[Entries from a dataset of interfaces]
---

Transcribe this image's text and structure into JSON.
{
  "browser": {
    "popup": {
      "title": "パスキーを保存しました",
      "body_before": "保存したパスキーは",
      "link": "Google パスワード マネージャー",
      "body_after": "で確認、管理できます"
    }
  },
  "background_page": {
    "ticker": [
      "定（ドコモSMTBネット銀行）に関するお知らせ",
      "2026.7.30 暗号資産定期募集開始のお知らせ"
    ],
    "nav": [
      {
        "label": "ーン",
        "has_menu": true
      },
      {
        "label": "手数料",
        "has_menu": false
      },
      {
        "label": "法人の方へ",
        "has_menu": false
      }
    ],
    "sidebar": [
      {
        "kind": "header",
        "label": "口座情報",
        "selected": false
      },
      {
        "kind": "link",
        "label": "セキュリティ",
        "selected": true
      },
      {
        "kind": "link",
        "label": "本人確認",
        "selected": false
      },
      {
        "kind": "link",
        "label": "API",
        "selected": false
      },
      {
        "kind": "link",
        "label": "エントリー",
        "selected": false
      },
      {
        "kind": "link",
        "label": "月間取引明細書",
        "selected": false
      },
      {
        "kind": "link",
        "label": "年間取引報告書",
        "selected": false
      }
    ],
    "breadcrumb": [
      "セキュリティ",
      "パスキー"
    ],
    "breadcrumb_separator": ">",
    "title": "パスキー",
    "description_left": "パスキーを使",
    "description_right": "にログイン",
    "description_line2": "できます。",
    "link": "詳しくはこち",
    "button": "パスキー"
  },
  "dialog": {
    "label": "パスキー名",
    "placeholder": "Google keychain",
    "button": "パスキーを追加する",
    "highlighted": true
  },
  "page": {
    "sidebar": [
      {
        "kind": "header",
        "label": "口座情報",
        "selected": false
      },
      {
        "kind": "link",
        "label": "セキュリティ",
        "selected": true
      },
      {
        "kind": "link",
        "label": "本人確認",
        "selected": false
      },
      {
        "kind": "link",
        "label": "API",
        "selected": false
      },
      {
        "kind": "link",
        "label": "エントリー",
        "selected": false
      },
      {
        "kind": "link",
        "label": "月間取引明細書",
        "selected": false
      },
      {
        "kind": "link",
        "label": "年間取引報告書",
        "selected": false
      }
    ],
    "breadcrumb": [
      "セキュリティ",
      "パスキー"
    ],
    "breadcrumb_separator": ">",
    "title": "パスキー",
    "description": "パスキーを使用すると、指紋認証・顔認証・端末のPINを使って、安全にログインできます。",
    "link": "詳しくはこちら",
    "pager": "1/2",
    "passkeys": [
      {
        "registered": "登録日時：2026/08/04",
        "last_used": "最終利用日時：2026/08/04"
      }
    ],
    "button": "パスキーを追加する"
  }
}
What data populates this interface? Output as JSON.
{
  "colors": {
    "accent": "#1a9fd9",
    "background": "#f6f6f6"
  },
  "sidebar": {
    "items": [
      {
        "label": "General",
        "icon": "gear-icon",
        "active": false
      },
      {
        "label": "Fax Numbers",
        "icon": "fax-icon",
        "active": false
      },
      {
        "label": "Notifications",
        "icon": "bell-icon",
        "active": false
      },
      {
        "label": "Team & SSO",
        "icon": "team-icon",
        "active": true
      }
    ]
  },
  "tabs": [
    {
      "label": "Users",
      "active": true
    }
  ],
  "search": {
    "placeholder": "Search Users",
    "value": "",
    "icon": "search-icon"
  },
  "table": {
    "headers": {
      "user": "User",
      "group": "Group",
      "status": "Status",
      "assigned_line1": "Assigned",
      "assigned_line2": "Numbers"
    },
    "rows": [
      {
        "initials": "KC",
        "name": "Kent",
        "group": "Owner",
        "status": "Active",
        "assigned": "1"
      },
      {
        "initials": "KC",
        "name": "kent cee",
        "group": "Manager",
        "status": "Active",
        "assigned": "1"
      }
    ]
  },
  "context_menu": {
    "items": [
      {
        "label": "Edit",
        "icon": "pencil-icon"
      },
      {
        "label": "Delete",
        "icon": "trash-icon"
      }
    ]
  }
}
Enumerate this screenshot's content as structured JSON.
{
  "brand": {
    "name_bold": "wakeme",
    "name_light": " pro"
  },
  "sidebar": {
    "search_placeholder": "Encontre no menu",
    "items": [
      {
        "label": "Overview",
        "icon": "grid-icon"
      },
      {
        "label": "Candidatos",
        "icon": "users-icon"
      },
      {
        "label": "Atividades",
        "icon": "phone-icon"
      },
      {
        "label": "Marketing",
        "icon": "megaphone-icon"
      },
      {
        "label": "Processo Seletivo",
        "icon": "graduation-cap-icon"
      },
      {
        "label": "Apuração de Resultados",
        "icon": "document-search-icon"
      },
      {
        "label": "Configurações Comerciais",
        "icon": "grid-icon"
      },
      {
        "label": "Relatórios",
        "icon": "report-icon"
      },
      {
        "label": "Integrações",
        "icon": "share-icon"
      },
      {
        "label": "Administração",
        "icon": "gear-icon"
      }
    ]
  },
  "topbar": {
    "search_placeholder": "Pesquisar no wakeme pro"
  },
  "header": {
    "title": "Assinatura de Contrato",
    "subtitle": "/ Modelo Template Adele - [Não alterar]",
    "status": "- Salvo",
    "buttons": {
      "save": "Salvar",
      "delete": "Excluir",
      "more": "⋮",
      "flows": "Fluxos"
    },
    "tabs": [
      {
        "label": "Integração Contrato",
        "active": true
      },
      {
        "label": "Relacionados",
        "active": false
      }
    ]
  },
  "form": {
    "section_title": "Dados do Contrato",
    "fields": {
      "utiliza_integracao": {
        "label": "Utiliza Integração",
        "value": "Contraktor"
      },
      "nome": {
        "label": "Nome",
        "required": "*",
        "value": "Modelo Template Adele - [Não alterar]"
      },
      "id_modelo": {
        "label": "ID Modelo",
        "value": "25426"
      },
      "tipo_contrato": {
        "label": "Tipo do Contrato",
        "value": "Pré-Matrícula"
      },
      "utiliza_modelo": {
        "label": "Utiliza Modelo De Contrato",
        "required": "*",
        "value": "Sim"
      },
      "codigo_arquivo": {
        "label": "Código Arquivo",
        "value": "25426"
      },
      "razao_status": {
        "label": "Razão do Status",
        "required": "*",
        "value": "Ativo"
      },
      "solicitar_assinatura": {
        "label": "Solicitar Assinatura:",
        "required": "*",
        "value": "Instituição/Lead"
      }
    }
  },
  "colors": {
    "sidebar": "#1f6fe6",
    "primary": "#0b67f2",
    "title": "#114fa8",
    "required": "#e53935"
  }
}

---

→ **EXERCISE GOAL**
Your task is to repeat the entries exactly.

→ **ANSWER BELOW**
Transcribe this image's text and structure into JSON.
{
  "browser": {
    "popup": {
      "title": "パスキーを保存しました",
      "body_before": "保存したパスキーは",
      "link": "Google パスワード マネージャー",
      "body_after": "で確認、管理できます"
    }
  },
  "background_page": {
    "ticker": [
      "定（ドコモSMTBネット銀行）に関するお知らせ",
      "2026.7.30 暗号資産定期募集開始のお知らせ"
    ],
    "nav": [
      {
        "label": "ーン",
        "has_menu": true
      },
      {
        "label": "手数料",
        "has_menu": false
      },
      {
        "label": "法人の方へ",
        "has_menu": false
      }
    ],
    "sidebar": [
      {
        "kind": "header",
        "label": "口座情報",
        "selected": false
      },
      {
        "kind": "link",
        "label": "セキュリティ",
        "selected": true
      },
      {
        "kind": "link",
        "label": "本人確認",
        "selected": false
      },
      {
        "kind": "link",
        "label": "API",
        "selected": false
      },
      {
        "kind": "link",
        "label": "エントリー",
        "selected": false
      },
      {
        "kind": "link",
        "label": "月間取引明細書",
        "selected": false
      },
      {
        "kind": "link",
        "label": "年間取引報告書",
        "selected": false
      }
    ],
    "breadcrumb": [
      "セキュリティ",
      "パスキー"
    ],
    "breadcrumb_separator": ">",
    "title": "パスキー",
    "description_left": "パスキーを使",
    "description_right": "にログイン",
    "description_line2": "できます。",
    "link": "詳しくはこち",
    "button": "パスキー"
  },
  "dialog": {
    "label": "パスキー名",
    "placeholder": "Google keychain",
    "button": "パスキーを追加する",
    "highlighted": true
  },
  "page": {
    "sidebar": [
      {
        "kind": "header",
        "label": "口座情報",
        "selected": false
      },
      {
        "kind": "link",
        "label": "セキュリティ",
        "selected": true
      },
      {
        "kind": "link",
        "label": "本人確認",
        "selected": false
      },
      {
        "kind": "link",
        "label": "API",
        "selected": false
      },
      {
        "kind": "link",
        "label": "エントリー",
        "selected": false
      },
      {
        "kind": "link",
        "label": "月間取引明細書",
        "selected": false
      },
      {
        "kind": "link",
        "label": "年間取引報告書",
        "selected": false
      }
    ],
    "breadcrumb": [
      "セキュリティ",
      "パスキー"
    ],
    "breadcrumb_separator": ">",
    "title": "パスキー",
    "description": "パスキーを使用すると、指紋認証・顔認証・端末のPINを使って、安全にログインできます。",
    "link": "詳しくはこちら",
    "pager": "1/2",
    "passkeys": [
      {
        "registered": "登録日時：2026/08/04",
        "last_used": "最終利用日時：2026/08/04"
      }
    ],
    "button": "パスキーを追加する"
  }
}
What data populates this interface? Output as JSON.
{
  "colors": {
    "accent": "#1a9fd9",
    "background": "#f6f6f6"
  },
  "sidebar": {
    "items": [
      {
        "label": "General",
        "icon": "gear-icon",
        "active": false
      },
      {
        "label": "Fax Numbers",
        "icon": "fax-icon",
        "active": false
      },
      {
        "label": "Notifications",
        "icon": "bell-icon",
        "active": false
      },
      {
        "label": "Team & SSO",
        "icon": "team-icon",
        "active": true
      }
    ]
  },
  "tabs": [
    {
      "label": "Users",
      "active": true
    }
  ],
  "search": {
    "placeholder": "Search Users",
    "value": "",
    "icon": "search-icon"
  },
  "table": {
    "headers": {
      "user": "User",
      "group": "Group",
      "status": "Status",
      "assigned_line1": "Assigned",
      "assigned_line2": "Numbers"
    },
    "rows": [
      {
        "initials": "KC",
        "name": "Kent",
        "group": "Owner",
        "status": "Active",
        "assigned": "1"
      },
      {
        "initials": "KC",
        "name": "kent cee",
        "group": "Manager",
        "status": "Active",
        "assigned": "1"
      }
    ]
  },
  "context_menu": {
    "items": [
      {
        "label": "Edit",
        "icon": "pencil-icon"
      },
      {
        "label": "Delete",
        "icon": "trash-icon"
      }
    ]
  }
}
Enumerate this screenshot's content as structured JSON.
{
  "brand": {
    "name_bold": "wakeme",
    "name_light": " pro"
  },
  "sidebar": {
    "search_placeholder": "Encontre no menu",
    "items": [
      {
        "label": "Overview",
        "icon": "grid-icon"
      },
      {
        "label": "Candidatos",
        "icon": "users-icon"
      },
      {
        "label": "Atividades",
        "icon": "phone-icon"
      },
      {
        "label": "Marketing",
        "icon": "megaphone-icon"
      },
      {
        "label": "Processo Seletivo",
        "icon": "graduation-cap-icon"
      },
      {
        "label": "Apuração de Resultados",
        "icon": "document-search-icon"
      },
      {
        "label": "Configurações Comerciais",
        "icon": "grid-icon"
      },
      {
        "label": "Relatórios",
        "icon": "report-icon"
      },
      {
        "label": "Integrações",
        "icon": "share-icon"
      },
      {
        "label": "Administração",
        "icon": "gear-icon"
      }
    ]
  },
  "topbar": {
    "search_placeholder": "Pesquisar no wakeme pro"
  },
  "header": {
    "title": "Assinatura de Contrato",
    "subtitle": "/ Modelo Template Adele - [Não alterar]",
    "status": "- Salvo",
    "buttons": {
      "save": "Salvar",
      "delete": "Excluir",
      "more": "⋮",
      "flows": "Fluxos"
    },
    "tabs": [
      {
        "label": "Integração Contrato",
        "active": true
      },
      {
        "label": "Relacionados",
        "active": false
      }
    ]
  },
  "form": {
    "section_title": "Dados do Contrato",
    "fields": {
      "utiliza_integracao": {
        "label": "Utiliza Integração",
        "value": "Contraktor"
      },
      "nome": {
        "label": "Nome",
        "required": "*",
        "value": "Modelo Template Adele - [Não alterar]"
      },
      "id_modelo": {
        "label": "ID Modelo",
        "value": "25426"
      },
      "tipo_contrato": {
        "label": "Tipo do Contrato",
        "value": "Pré-Matrícula"
      },
      "utiliza_modelo": {
        "label": "Utiliza Modelo De Contrato",
        "required": "*",
        "value": "Sim"
      },
      "codigo_arquivo": {
        "label": "Código Arquivo",
        "value": "25426"
      },
      "razao_status": {
        "label": "Razão do Status",
        "required": "*",
        "value": "Ativo"
      },
      "solicitar_assinatura": {
        "label": "Solicitar Assinatura:",
        "required": "*",
        "value": "Instituição/Lead"
      }
    }
  },
  "colors": {
    "sidebar": "#1f6fe6",
    "primary": "#0b67f2",
    "title": "#114fa8",
    "required": "#e53935"
  }
}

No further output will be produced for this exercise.